*** Opening TASK DATA ***

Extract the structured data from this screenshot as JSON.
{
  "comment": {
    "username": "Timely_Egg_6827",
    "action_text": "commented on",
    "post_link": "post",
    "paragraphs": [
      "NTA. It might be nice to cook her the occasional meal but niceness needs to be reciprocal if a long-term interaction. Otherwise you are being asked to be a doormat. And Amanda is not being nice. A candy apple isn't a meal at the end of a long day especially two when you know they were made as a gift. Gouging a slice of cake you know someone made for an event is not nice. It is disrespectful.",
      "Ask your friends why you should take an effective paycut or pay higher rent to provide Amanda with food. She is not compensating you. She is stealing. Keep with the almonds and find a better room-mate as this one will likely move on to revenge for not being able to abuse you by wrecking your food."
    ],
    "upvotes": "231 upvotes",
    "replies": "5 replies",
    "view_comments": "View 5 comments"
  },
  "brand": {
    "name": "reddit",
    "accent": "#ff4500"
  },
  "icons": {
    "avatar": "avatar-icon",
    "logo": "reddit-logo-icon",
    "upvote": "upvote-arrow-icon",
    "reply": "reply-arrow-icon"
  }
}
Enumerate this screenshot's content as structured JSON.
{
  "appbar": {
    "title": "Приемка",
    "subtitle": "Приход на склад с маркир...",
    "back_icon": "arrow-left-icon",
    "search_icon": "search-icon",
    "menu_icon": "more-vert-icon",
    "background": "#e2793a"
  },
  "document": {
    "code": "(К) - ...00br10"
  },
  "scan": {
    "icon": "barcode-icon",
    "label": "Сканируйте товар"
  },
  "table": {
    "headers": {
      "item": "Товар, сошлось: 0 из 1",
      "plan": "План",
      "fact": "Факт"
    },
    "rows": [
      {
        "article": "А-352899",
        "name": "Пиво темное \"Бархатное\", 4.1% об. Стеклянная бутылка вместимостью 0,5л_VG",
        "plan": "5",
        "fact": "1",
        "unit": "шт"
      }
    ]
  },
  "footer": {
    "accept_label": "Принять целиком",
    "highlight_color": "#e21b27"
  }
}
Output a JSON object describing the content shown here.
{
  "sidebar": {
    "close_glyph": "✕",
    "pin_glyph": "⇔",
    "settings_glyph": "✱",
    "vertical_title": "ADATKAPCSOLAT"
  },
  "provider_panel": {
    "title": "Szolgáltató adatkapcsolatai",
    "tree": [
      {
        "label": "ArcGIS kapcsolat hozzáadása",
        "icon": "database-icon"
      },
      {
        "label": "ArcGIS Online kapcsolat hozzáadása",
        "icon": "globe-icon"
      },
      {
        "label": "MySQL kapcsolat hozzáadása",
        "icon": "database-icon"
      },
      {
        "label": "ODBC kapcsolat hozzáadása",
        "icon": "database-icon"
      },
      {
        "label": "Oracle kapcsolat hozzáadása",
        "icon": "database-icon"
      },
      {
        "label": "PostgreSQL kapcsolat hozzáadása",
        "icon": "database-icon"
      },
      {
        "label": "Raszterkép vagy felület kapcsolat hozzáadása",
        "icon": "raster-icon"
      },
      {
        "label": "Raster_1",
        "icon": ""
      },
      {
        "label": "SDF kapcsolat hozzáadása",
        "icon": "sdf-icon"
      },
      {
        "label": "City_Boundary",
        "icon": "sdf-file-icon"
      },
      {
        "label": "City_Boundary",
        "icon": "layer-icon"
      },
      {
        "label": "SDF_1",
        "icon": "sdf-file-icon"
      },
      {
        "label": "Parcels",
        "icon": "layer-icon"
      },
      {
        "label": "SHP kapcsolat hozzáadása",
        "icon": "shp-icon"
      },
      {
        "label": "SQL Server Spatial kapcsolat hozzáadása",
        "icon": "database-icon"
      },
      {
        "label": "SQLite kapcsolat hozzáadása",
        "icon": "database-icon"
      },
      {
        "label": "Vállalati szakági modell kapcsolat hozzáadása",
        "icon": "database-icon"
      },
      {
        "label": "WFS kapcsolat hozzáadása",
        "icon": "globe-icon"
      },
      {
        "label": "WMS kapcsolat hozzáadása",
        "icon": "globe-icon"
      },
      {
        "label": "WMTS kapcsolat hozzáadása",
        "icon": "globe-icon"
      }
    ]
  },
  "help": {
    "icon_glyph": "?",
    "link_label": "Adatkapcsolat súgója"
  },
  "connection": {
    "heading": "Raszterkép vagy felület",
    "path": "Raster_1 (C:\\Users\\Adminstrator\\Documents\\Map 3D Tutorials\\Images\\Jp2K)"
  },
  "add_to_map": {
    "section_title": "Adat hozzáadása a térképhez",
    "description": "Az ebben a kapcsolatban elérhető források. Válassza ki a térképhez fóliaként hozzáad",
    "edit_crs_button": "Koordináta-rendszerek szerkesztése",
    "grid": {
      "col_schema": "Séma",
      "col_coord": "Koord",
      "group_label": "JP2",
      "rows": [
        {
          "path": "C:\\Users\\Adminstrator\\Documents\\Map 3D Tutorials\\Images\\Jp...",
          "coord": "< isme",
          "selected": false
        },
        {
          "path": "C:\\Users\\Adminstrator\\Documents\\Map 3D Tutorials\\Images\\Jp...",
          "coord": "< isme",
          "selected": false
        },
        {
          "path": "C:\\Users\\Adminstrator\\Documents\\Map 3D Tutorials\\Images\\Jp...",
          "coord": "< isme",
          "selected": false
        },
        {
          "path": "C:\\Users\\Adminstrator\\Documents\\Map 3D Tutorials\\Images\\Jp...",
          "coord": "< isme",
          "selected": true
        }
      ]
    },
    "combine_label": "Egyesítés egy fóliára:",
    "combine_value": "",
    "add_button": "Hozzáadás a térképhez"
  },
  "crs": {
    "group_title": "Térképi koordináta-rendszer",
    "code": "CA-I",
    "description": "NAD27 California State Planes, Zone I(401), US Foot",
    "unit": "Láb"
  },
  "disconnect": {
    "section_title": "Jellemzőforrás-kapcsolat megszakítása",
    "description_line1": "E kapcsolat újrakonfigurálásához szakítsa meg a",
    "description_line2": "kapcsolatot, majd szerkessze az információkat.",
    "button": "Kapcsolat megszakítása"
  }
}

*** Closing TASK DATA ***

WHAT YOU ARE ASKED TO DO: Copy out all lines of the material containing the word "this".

TASK RESULT:
Extract the structured data from this screenshot as JSON.
      "Ask your friends why you should take an effective paycut or pay higher rent to provide Amanda with food. She is not compensating you. She is stealing. Keep with the almonds and find a better room-mate as this one will likely move on to revenge for not being able to abuse you by wrecking your food."
Enumerate this screenshot's content as structured JSON.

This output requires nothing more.